[[ Records to process, beginning ]]

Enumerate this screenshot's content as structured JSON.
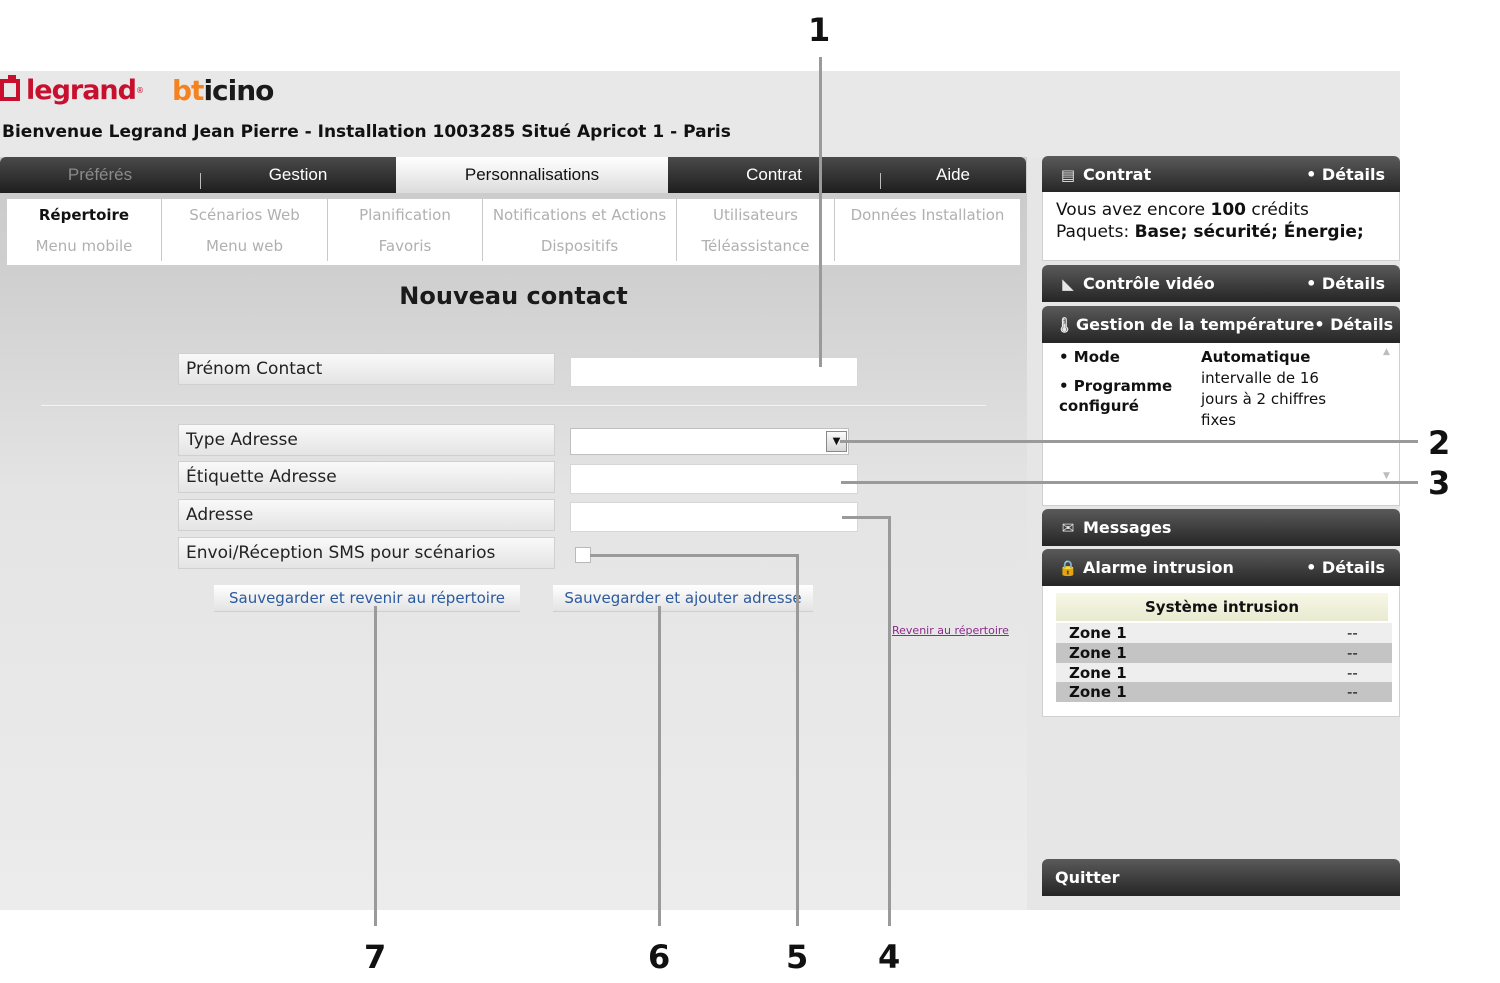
{
  "branding": {
    "legrand": "legrand",
    "legrand_reg": "®",
    "bticino_b": "bt",
    "bticino_rest": "icino"
  },
  "header": {
    "welcome": "Bienvenue Legrand Jean Pierre - Installation 1003285 Situé Apricot 1 - Paris"
  },
  "main_tabs": [
    {
      "label": "Préférés",
      "state": "muted"
    },
    {
      "label": "Gestion",
      "state": "normal"
    },
    {
      "label": "Personnalisations",
      "state": "active"
    },
    {
      "label": "Contrat",
      "state": "normal"
    },
    {
      "label": "Aide",
      "state": "normal"
    }
  ],
  "sub_nav": {
    "row1": [
      "Répertoire",
      "Scénarios Web",
      "Planification",
      "Notifications et Actions",
      "Utilisateurs",
      "Données Installation"
    ],
    "row2": [
      "Menu mobile",
      "Menu web",
      "Favoris",
      "Dispositifs",
      "Téléassistance",
      ""
    ],
    "active": "Répertoire"
  },
  "form": {
    "title": "Nouveau contact",
    "first_name_label": "Prénom Contact",
    "first_name_value": "",
    "address_type_label": "Type Adresse",
    "address_type_value": "",
    "address_label_label": "Étiquette Adresse",
    "address_label_value": "",
    "address_label": "Adresse",
    "address_value": "",
    "sms_label": "Envoi/Réception SMS pour scénarios",
    "sms_checked": false,
    "save_back_label": "Sauvegarder et revenir au répertoire",
    "save_add_label": "Sauvegarder et ajouter adresse",
    "back_link_label": "Revenir au répertoire"
  },
  "widgets": {
    "contrat": {
      "title": "Contrat",
      "details": "• Détails",
      "line1_prefix": "Vous avez encore ",
      "line1_credits": "100",
      "line1_suffix": " crédits",
      "line2_prefix": "Paquets: ",
      "line2_packages": "Base; sécurité; Énergie;",
      "icon": "document-icon"
    },
    "video": {
      "title": "Contrôle vidéo",
      "details": "• Détails",
      "icon": "camera-icon"
    },
    "temperature": {
      "title": "Gestion de la température",
      "details": "• Détails",
      "icon": "thermometer-icon",
      "mode_label": "• Mode",
      "mode_value": "Automatique",
      "program_label_1": "• Programme",
      "program_label_2": "configuré",
      "program_value_1": "intervalle de 16",
      "program_value_2": "jours à 2 chiffres",
      "program_value_3": "fixes"
    },
    "messages": {
      "title": "Messages",
      "icon": "envelope-icon"
    },
    "alarm": {
      "title": "Alarme intrusion",
      "details": "• Détails",
      "icon": "padlock-icon",
      "system_title": "Système intrusion",
      "zones": [
        {
          "name": "Zone 1",
          "status": "--"
        },
        {
          "name": "Zone 1",
          "status": "--"
        },
        {
          "name": "Zone 1",
          "status": "--"
        },
        {
          "name": "Zone 1",
          "status": "--"
        }
      ]
    },
    "quit_label": "Quitter"
  },
  "callouts": [
    "1",
    "2",
    "3",
    "4",
    "5",
    "6",
    "7"
  ],
  "colors": {
    "legrand_red": "#c8102e",
    "bticino_orange": "#f58220",
    "link_blue": "#2b5a9e",
    "visited_link": "#8b2a8b",
    "header_dark": "#252525"
  }
}
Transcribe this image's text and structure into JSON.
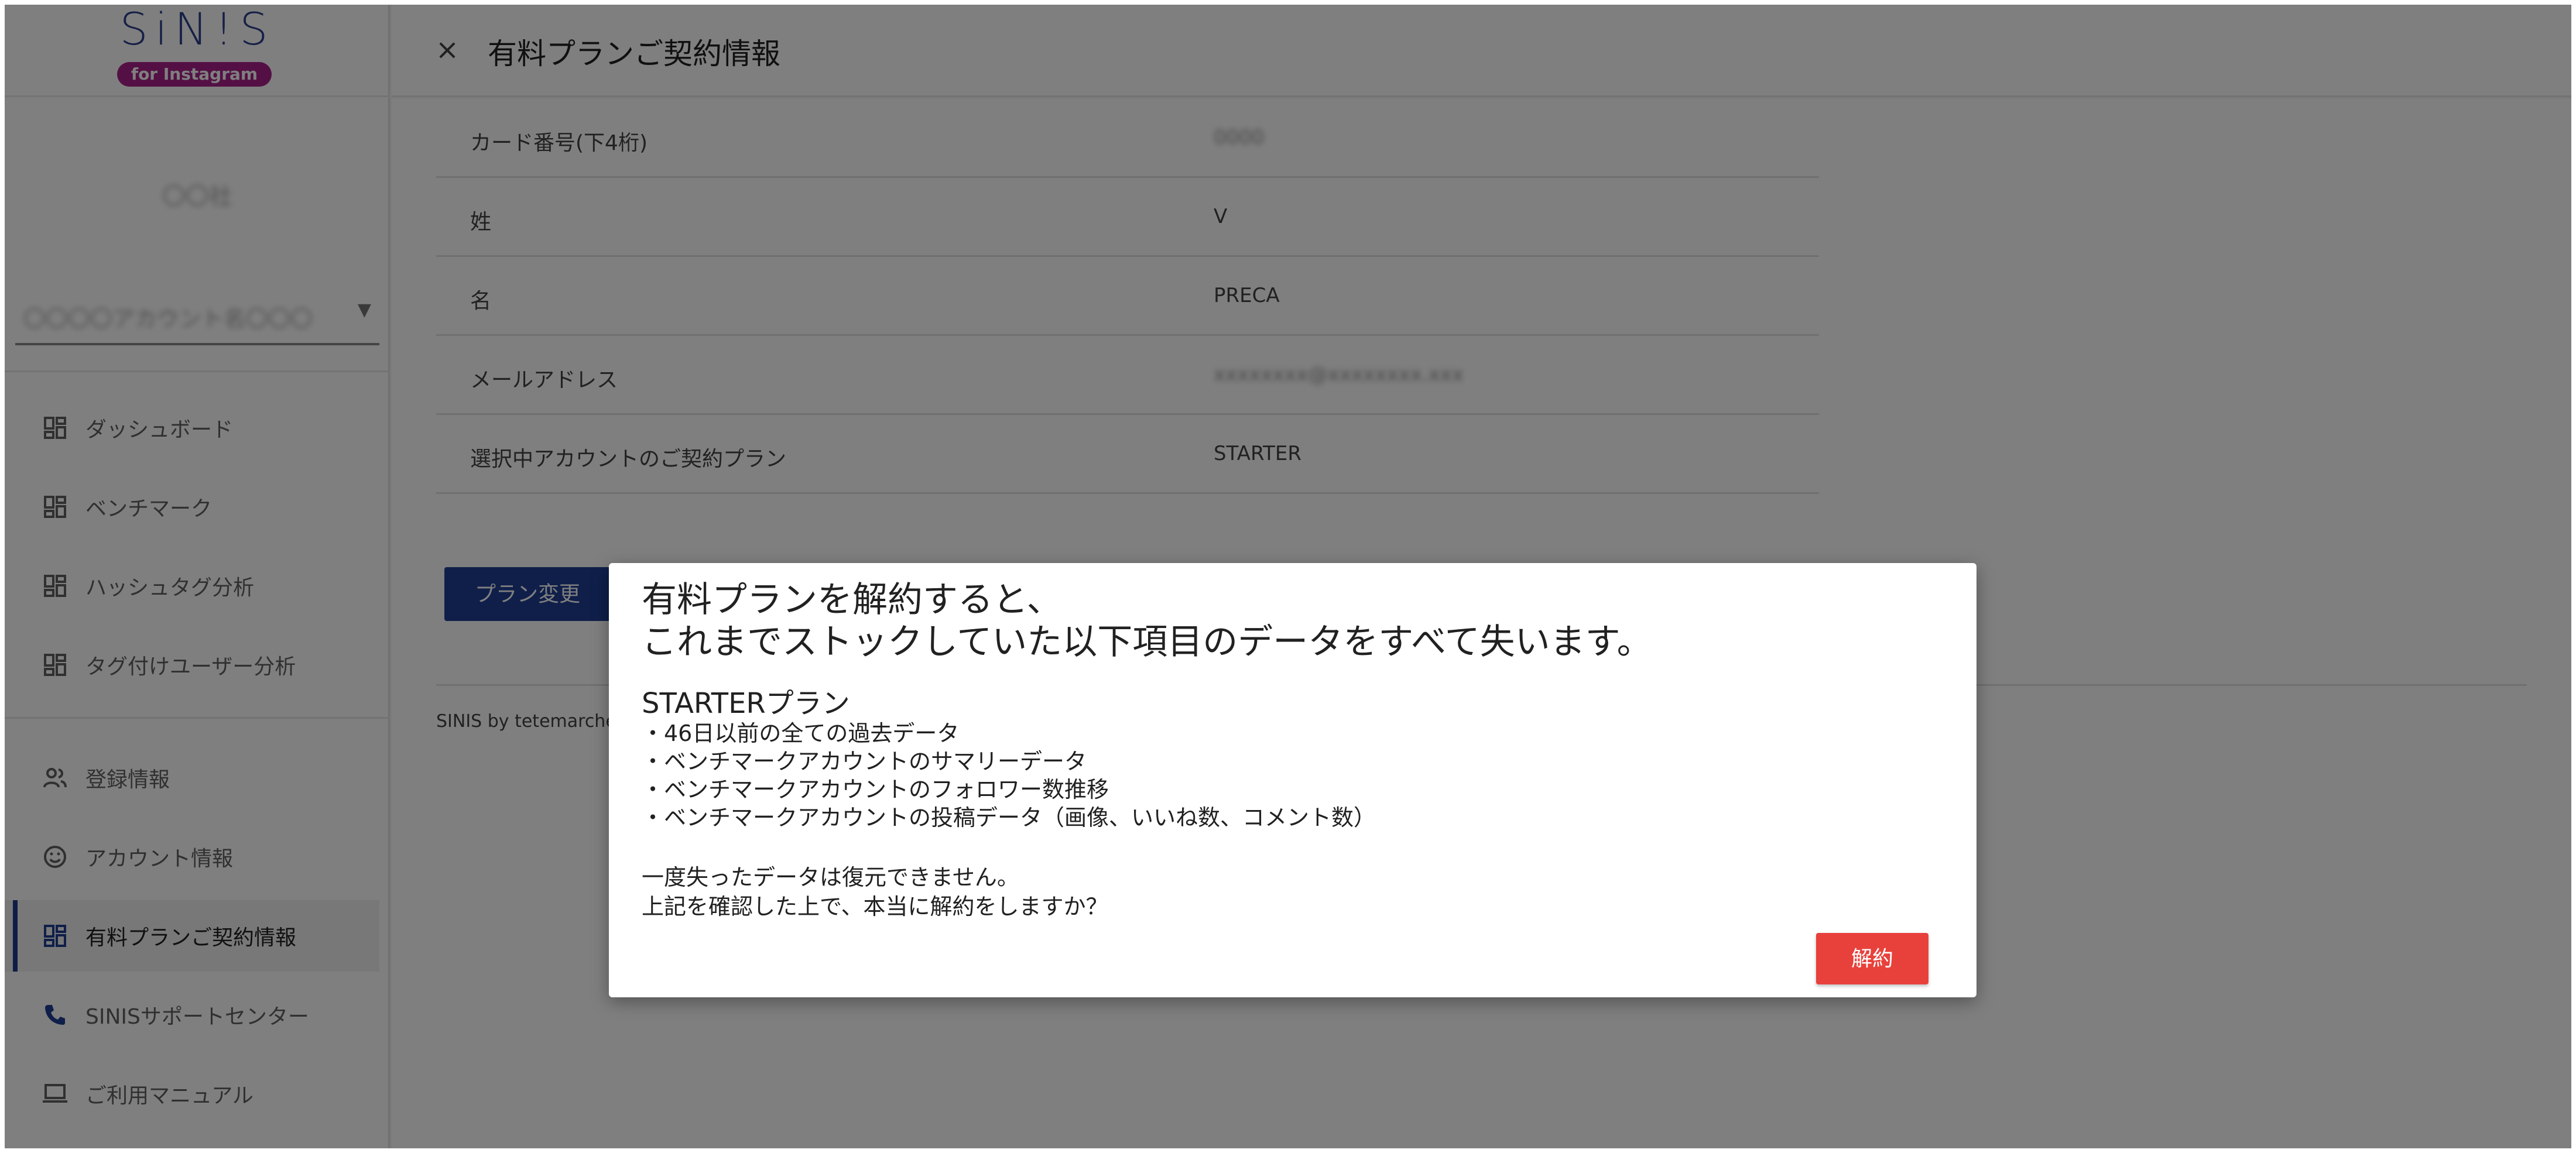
{
  "app": {
    "logo_text": "SiN!S",
    "logo_subtext": "for Instagram",
    "brand_color": "#a8208a",
    "primary_color": "#1f3f95",
    "danger_color": "#e8413c"
  },
  "sidebar": {
    "account_name": "〇〇社",
    "account_select_value": "〇〇〇〇アカウント名〇〇〇",
    "items": [
      {
        "label": "ダッシュボード",
        "icon": "dashboard-icon"
      },
      {
        "label": "ベンチマーク",
        "icon": "dashboard-icon"
      },
      {
        "label": "ハッシュタグ分析",
        "icon": "dashboard-icon"
      },
      {
        "label": "タグ付けユーザー分析",
        "icon": "dashboard-icon"
      },
      {
        "label": "登録情報",
        "icon": "people-icon"
      },
      {
        "label": "アカウント情報",
        "icon": "smiley-icon"
      },
      {
        "label": "有料プランご契約情報",
        "icon": "dashboard-icon",
        "active": true
      },
      {
        "label": "SINISサポートセンター",
        "icon": "phone-icon"
      },
      {
        "label": "ご利用マニュアル",
        "icon": "laptop-icon"
      }
    ]
  },
  "header": {
    "title": "有料プランご契約情報"
  },
  "info": {
    "rows": [
      {
        "label": "カード番号(下4桁)",
        "value": "0000"
      },
      {
        "label": "姓",
        "value": "V"
      },
      {
        "label": "名",
        "value": "PRECA"
      },
      {
        "label": "メールアドレス",
        "value": "xxxxxxxx@xxxxxxxx.xxx"
      },
      {
        "label": "選択中アカウントのご契約プラン",
        "value": "STARTER"
      }
    ],
    "plan_change_label": "プラン変更"
  },
  "footer": {
    "text": "SINIS by tetemarche"
  },
  "dialog": {
    "heading_line1": "有料プランを解約すると、",
    "heading_line2": "これまでストックしていた以下項目のデータをすべて失います。",
    "plan_name": "STARTERプラン",
    "items": [
      "・46日以前の全ての過去データ",
      "・ベンチマークアカウントのサマリーデータ",
      "・ベンチマークアカウントのフォロワー数推移",
      "・ベンチマークアカウントの投稿データ（画像、いいね数、コメント数）"
    ],
    "note_line1": "一度失ったデータは復元できません。",
    "note_line2": "上記を確認した上で、本当に解約をしますか？",
    "confirm_label": "解約"
  }
}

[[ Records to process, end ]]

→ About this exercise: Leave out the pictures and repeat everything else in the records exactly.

→ Result for this exercise:
Enumerate this screenshot's content as structured JSON.
{
  "branding": {
    "legrand": "legrand",
    "legrand_reg": "®",
    "bticino_b": "bt",
    "bticino_rest": "icino"
  },
  "header": {
    "welcome": "Bienvenue Legrand Jean Pierre - Installation 1003285 Situé Apricot 1 - Paris"
  },
  "main_tabs": [
    {
      "label": "Préférés",
      "state": "muted"
    },
    {
      "label": "Gestion",
      "state": "normal"
    },
    {
      "label": "Personnalisations",
      "state": "active"
    },
    {
      "label": "Contrat",
      "state": "normal"
    },
    {
      "label": "Aide",
      "state": "normal"
    }
  ],
  "sub_nav": {
    "row1": [
      "Répertoire",
      "Scénarios Web",
      "Planification",
      "Notifications et Actions",
      "Utilisateurs",
      "Données Installation"
    ],
    "row2": [
      "Menu mobile",
      "Menu web",
      "Favoris",
      "Dispositifs",
      "Téléassistance",
      ""
    ],
    "active": "Répertoire"
  },
  "form": {
    "title": "Nouveau contact",
    "first_name_label": "Prénom Contact",
    "first_name_value": "",
    "address_type_label": "Type Adresse",
    "address_type_value": "",
    "address_label_label": "Étiquette Adresse",
    "address_label_value": "",
    "address_label": "Adresse",
    "address_value": "",
    "sms_label": "Envoi/Réception SMS pour scénarios",
    "sms_checked": false,
    "save_back_label": "Sauvegarder et revenir au répertoire",
    "save_add_label": "Sauvegarder et ajouter adresse",
    "back_link_label": "Revenir au répertoire"
  },
  "widgets": {
    "contrat": {
      "title": "Contrat",
      "details": "• Détails",
      "line1_prefix": "Vous avez encore ",
      "line1_credits": "100",
      "line1_suffix": " crédits",
      "line2_prefix": "Paquets: ",
      "line2_packages": "Base; sécurité; Énergie;",
      "icon": "document-icon"
    },
    "video": {
      "title": "Contrôle vidéo",
      "details": "• Détails",
      "icon": "camera-icon"
    },
    "temperature": {
      "title": "Gestion de la température",
      "details": "• Détails",
      "icon": "thermometer-icon",
      "mode_label": "• Mode",
      "mode_value": "Automatique",
      "program_label_1": "• Programme",
      "program_label_2": "configuré",
      "program_value_1": "intervalle de 16",
      "program_value_2": "jours à 2 chiffres",
      "program_value_3": "fixes"
    },
    "messages": {
      "title": "Messages",
      "icon": "envelope-icon"
    },
    "alarm": {
      "title": "Alarme intrusion",
      "details": "• Détails",
      "icon": "padlock-icon",
      "system_title": "Système intrusion",
      "zones": [
        {
          "name": "Zone 1",
          "status": "--"
        },
        {
          "name": "Zone 1",
          "status": "--"
        },
        {
          "name": "Zone 1",
          "status": "--"
        },
        {
          "name": "Zone 1",
          "status": "--"
        }
      ]
    },
    "quit_label": "Quitter"
  },
  "callouts": [
    "1",
    "2",
    "3",
    "4",
    "5",
    "6",
    "7"
  ],
  "colors": {
    "legrand_red": "#c8102e",
    "bticino_orange": "#f58220",
    "link_blue": "#2b5a9e",
    "visited_link": "#8b2a8b",
    "header_dark": "#252525"
  }
}
Transcribe this image's text and structure into JSON.
{
  "app": {
    "logo_text": "SiN!S",
    "logo_subtext": "for Instagram",
    "brand_color": "#a8208a",
    "primary_color": "#1f3f95",
    "danger_color": "#e8413c"
  },
  "sidebar": {
    "account_name": "〇〇社",
    "account_select_value": "〇〇〇〇アカウント名〇〇〇",
    "items": [
      {
        "label": "ダッシュボード",
        "icon": "dashboard-icon"
      },
      {
        "label": "ベンチマーク",
        "icon": "dashboard-icon"
      },
      {
        "label": "ハッシュタグ分析",
        "icon": "dashboard-icon"
      },
      {
        "label": "タグ付けユーザー分析",
        "icon": "dashboard-icon"
      },
      {
        "label": "登録情報",
        "icon": "people-icon"
      },
      {
        "label": "アカウント情報",
        "icon": "smiley-icon"
      },
      {
        "label": "有料プランご契約情報",
        "icon": "dashboard-icon",
        "active": true
      },
      {
        "label": "SINISサポートセンター",
        "icon": "phone-icon"
      },
      {
        "label": "ご利用マニュアル",
        "icon": "laptop-icon"
      }
    ]
  },
  "header": {
    "title": "有料プランご契約情報"
  },
  "info": {
    "rows": [
      {
        "label": "カード番号(下4桁)",
        "value": "0000"
      },
      {
        "label": "姓",
        "value": "V"
      },
      {
        "label": "名",
        "value": "PRECA"
      },
      {
        "label": "メールアドレス",
        "value": "xxxxxxxx@xxxxxxxx.xxx"
      },
      {
        "label": "選択中アカウントのご契約プラン",
        "value": "STARTER"
      }
    ],
    "plan_change_label": "プラン変更"
  },
  "footer": {
    "text": "SINIS by tetemarche"
  },
  "dialog": {
    "heading_line1": "有料プランを解約すると、",
    "heading_line2": "これまでストックしていた以下項目のデータをすべて失います。",
    "plan_name": "STARTERプラン",
    "items": [
      "・46日以前の全ての過去データ",
      "・ベンチマークアカウントのサマリーデータ",
      "・ベンチマークアカウントのフォロワー数推移",
      "・ベンチマークアカウントの投稿データ（画像、いいね数、コメント数）"
    ],
    "note_line1": "一度失ったデータは復元できません。",
    "note_line2": "上記を確認した上で、本当に解約をしますか？",
    "confirm_label": "解約"
  }
}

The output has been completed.